Yes, that's a cryptic topic, even for an article that addresses matters of the use of cryptographic algorithms, so congratulations for getting even this far! This is a report of an experiment conducted in September and October 2014 by the authors to measure the extent to which deployed DNSSEC-validating resolvers fully support the use of the Elliptic Curve Digital Signature Algorithm (ECDSA) with curve P-256.
It has been a very busy period in the domain of computer security. With "shellshock", "heartbleed" and NTP monlink adding to the background of open DNS resolvers, port 445 viral nasties, SYN attacks and other forms of vulnerability exploits, it's getting very hard to see the forest for the trees. We are spending large amounts of resources in reacting to various vulnerabilities and attempting to mitigate individual network attacks, but are we making overall progress? What activities would constitute "progress" anyway?
RIPE Atlas data is now available as a live data stream, opening the door to a host of new applications and use cases. Learn more about how this powerful new functionality can benefit your network.
Last week we improved the security of our routing infrastructure by implementing RPKI (Resource Public Key Infrastructure), a technology that can be used to secure the Internet routing infrastructure. RPKI was the topic of my Master's thesis and in this article I am trying to convince you to use this important technology for a more secure Internet.

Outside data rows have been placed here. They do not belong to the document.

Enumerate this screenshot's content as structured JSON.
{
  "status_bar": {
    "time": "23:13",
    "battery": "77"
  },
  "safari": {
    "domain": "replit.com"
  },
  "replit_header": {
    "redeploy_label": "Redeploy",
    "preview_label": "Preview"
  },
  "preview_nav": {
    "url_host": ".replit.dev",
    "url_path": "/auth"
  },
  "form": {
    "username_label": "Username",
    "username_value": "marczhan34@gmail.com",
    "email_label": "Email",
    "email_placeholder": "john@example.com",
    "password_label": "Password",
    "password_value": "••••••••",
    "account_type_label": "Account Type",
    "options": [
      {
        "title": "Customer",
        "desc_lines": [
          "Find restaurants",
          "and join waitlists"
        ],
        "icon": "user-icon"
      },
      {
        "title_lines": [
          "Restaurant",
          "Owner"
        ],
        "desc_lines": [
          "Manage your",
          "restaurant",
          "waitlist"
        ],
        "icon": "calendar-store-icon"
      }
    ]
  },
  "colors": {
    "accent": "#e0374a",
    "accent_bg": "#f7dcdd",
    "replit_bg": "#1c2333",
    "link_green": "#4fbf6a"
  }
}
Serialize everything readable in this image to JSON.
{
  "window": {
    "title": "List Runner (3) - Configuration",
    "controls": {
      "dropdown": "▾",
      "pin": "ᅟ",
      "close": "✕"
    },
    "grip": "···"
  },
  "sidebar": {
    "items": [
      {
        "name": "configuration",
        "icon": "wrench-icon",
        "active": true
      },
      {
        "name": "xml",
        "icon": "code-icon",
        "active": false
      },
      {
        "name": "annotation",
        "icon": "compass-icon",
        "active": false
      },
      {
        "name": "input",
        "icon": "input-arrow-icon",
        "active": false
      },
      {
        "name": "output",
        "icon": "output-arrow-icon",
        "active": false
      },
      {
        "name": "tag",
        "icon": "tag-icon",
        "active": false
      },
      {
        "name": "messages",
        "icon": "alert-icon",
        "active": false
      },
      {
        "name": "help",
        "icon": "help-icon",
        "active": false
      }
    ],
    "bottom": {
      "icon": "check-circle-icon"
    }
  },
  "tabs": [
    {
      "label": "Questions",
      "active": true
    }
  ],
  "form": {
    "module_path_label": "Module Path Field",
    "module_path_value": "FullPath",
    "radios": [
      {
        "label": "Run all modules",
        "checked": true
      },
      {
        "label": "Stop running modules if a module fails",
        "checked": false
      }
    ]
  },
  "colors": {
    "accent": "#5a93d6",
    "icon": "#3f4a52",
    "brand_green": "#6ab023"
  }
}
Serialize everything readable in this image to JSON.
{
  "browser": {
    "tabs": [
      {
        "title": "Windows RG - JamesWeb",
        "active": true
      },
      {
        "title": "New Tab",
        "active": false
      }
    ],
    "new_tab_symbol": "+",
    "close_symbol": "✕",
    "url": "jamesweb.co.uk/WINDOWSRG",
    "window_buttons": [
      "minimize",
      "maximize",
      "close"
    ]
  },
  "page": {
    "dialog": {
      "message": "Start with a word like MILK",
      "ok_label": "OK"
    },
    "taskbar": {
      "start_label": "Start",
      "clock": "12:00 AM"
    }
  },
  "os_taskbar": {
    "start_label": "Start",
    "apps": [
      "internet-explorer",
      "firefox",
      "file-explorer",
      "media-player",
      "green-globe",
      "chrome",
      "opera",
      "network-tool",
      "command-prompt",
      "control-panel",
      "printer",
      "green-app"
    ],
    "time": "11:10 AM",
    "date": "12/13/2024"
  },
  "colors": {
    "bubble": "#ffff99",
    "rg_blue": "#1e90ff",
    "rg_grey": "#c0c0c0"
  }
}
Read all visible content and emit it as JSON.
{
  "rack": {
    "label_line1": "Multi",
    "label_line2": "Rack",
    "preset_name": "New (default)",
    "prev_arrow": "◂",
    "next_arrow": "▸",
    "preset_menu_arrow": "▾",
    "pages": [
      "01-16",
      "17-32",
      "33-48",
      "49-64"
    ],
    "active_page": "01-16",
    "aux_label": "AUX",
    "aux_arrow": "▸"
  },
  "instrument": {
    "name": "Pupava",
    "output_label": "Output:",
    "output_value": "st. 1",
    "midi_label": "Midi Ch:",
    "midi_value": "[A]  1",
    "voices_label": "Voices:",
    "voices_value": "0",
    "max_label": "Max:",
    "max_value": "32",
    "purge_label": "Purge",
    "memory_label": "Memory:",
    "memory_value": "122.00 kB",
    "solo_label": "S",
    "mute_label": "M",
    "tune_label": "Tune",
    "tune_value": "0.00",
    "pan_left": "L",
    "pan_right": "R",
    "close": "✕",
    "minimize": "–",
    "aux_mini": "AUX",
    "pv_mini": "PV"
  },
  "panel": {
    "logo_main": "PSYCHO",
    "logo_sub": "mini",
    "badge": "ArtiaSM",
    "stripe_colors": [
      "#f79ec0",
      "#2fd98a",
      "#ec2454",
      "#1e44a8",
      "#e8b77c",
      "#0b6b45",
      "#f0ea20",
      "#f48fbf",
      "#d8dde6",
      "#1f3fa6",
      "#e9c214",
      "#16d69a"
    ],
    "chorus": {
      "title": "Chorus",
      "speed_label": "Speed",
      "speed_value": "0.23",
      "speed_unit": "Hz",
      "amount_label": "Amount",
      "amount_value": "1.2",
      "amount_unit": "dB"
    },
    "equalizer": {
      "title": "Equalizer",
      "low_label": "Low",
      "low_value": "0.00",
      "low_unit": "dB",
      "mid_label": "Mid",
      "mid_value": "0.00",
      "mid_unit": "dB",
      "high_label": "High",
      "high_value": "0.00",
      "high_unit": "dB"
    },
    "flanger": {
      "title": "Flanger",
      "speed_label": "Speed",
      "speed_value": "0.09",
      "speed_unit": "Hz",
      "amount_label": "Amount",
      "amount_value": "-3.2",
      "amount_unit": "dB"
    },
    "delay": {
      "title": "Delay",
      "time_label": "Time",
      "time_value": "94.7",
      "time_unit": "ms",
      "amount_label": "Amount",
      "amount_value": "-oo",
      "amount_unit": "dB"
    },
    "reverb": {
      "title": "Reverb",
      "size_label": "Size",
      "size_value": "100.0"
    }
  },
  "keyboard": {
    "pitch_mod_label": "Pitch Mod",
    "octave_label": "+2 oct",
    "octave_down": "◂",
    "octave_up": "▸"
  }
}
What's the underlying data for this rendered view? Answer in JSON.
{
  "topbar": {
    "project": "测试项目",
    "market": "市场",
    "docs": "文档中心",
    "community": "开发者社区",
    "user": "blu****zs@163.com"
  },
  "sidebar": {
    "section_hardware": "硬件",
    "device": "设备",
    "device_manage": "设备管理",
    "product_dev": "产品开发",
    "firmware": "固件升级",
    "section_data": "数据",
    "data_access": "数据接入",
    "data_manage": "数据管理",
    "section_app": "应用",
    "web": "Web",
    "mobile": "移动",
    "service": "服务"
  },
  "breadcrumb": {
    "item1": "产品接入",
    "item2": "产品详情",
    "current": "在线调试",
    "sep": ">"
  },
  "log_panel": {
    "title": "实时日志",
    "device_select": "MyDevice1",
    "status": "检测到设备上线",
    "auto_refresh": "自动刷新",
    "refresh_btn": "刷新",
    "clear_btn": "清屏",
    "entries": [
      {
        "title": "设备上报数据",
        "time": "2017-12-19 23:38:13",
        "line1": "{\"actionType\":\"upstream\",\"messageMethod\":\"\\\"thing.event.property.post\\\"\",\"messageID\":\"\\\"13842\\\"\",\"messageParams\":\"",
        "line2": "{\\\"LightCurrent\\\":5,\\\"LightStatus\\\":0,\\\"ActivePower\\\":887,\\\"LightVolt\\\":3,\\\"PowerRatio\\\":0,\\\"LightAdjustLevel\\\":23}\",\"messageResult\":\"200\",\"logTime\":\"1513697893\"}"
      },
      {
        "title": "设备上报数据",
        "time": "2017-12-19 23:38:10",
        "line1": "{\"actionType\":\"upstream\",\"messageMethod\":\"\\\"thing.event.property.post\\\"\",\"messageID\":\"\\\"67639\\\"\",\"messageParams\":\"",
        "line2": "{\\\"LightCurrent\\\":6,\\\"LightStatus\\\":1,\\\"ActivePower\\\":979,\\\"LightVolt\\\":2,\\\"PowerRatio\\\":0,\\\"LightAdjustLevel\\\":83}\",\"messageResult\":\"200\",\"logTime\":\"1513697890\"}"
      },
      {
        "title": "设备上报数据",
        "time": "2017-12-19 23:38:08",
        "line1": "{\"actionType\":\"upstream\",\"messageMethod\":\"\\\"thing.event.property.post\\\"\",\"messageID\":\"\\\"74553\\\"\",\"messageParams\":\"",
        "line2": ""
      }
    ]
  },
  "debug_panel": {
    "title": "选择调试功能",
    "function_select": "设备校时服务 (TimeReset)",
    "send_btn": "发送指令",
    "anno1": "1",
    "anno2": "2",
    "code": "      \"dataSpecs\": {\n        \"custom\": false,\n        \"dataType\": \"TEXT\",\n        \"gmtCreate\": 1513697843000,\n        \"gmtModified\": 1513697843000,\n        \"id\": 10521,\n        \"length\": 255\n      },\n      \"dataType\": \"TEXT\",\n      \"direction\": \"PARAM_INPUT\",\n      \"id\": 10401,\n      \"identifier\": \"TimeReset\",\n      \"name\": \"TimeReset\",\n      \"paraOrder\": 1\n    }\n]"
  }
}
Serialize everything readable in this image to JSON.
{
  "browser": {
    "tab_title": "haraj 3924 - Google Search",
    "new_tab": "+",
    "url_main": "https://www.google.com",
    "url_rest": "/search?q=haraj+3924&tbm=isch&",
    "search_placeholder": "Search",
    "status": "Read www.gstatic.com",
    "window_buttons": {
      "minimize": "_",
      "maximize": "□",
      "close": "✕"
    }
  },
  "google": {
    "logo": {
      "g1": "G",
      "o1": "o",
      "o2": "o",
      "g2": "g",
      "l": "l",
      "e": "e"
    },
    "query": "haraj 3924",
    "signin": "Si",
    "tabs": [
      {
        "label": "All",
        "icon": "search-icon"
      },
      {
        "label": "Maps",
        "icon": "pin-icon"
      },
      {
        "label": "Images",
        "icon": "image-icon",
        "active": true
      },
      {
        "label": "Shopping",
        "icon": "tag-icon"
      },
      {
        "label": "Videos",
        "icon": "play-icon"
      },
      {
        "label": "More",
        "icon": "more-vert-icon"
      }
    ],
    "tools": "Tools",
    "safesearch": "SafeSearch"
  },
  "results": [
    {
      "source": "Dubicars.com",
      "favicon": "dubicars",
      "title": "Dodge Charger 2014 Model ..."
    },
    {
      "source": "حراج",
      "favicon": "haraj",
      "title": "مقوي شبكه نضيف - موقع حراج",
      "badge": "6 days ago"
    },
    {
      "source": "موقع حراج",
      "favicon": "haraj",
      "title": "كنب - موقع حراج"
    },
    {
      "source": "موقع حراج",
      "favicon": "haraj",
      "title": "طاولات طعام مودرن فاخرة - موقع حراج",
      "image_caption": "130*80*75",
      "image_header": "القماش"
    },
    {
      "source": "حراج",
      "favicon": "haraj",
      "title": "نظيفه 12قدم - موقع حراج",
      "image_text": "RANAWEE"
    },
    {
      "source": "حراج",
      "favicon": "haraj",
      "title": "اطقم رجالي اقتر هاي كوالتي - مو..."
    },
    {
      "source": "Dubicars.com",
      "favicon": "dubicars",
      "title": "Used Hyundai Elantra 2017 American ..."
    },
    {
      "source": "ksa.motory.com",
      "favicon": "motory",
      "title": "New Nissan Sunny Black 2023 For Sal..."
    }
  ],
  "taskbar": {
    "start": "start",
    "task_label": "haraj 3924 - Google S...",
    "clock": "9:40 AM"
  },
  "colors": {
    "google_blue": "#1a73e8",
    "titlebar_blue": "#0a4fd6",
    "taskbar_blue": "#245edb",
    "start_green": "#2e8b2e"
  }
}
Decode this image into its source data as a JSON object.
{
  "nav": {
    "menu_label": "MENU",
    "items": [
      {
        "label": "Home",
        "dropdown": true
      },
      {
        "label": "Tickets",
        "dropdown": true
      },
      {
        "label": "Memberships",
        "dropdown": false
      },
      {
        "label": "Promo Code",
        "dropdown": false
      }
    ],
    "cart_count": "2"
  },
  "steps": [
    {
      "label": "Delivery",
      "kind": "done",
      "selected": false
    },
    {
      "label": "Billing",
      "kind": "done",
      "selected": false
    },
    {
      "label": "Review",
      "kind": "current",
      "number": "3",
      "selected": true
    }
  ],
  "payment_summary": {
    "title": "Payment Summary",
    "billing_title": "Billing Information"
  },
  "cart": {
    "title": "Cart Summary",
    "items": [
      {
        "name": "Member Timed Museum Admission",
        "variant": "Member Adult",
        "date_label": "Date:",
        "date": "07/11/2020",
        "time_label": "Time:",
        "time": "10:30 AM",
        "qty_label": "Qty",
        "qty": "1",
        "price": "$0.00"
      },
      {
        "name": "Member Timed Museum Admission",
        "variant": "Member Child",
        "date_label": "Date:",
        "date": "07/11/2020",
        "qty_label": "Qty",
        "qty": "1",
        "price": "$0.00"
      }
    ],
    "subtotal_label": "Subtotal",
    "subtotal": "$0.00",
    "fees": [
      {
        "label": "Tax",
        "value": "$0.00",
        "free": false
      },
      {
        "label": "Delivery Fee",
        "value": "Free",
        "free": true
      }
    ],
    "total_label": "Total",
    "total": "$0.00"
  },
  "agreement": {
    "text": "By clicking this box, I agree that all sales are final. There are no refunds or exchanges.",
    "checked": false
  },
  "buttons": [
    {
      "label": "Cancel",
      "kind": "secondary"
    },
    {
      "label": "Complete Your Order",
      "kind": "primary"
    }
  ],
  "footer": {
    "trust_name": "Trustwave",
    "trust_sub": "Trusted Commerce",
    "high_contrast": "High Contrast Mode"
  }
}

We used RIPE Atlas to measure latency times to K-root, and we believe we can improve those times by adding new nodes to K-root in strategic locations. Here, we propose the idea of developing an experiment that would let us measure this potential improvement.
We're very excited to announce an all-new user interface (UI) for RIPE Atlas measurements. Users can now schedule, monitor and manage their own customised measurements more efficiently than ever before, and can now make use of the tagging feature when selecting probes for use in those measurements. Learn more about the new features below, explore the new interface, and let us know what you think.
During its meeting in September, the RIPE NCC presented the RIPE NCC Executive Board with a value proposition document detailing the value that RIPE Atlas can bring to network operators, researchers and the Internet community as a whole. The board asked the RIPE NCC to publish this document, which we have done here. We also plan to incorporate much of its content into the RIPE Atlas website so that RIPE Atlas users can clearly understand the different ways this global Internet measurement network can be used and the many unique benefits it provides.
The Locator/ID Separation Protocol (LISP) decouples identity from location on the current IP addresses by creating two separate namespaces. The LISPmob project aims to bring a full-featured LISP open-source implementation to Linux-flavoured systems.
This is the second part of a research project investigating the possible replacement of the current Remote Route Collectors (RRC) used for the Routing Information Services (RIS). In the second phase we developed a prototype based on the requirements determined in the first phase. Both parts of this research project were done as part of my bachelor thesis at the Hogeschool van Amsterdam (HvA).
The ATLAS, CMS, ALICE and LHCb particle detectors are designed to study particle collisions at the Large Hadron Collider (LHC) at CERN. Those as well as other existing and emerging large-scale experiments produce increasingly high volumes of data. Their source can be a wide variety of instruments, including sensors, detectors, antennas or telescopes. Although characteristics and goals of these experiments vary, they share a common challenge for real-time filtering, storage and analysis of the acquired data. One of the key components of this chain is a network, called the data acquisition network (DAQ).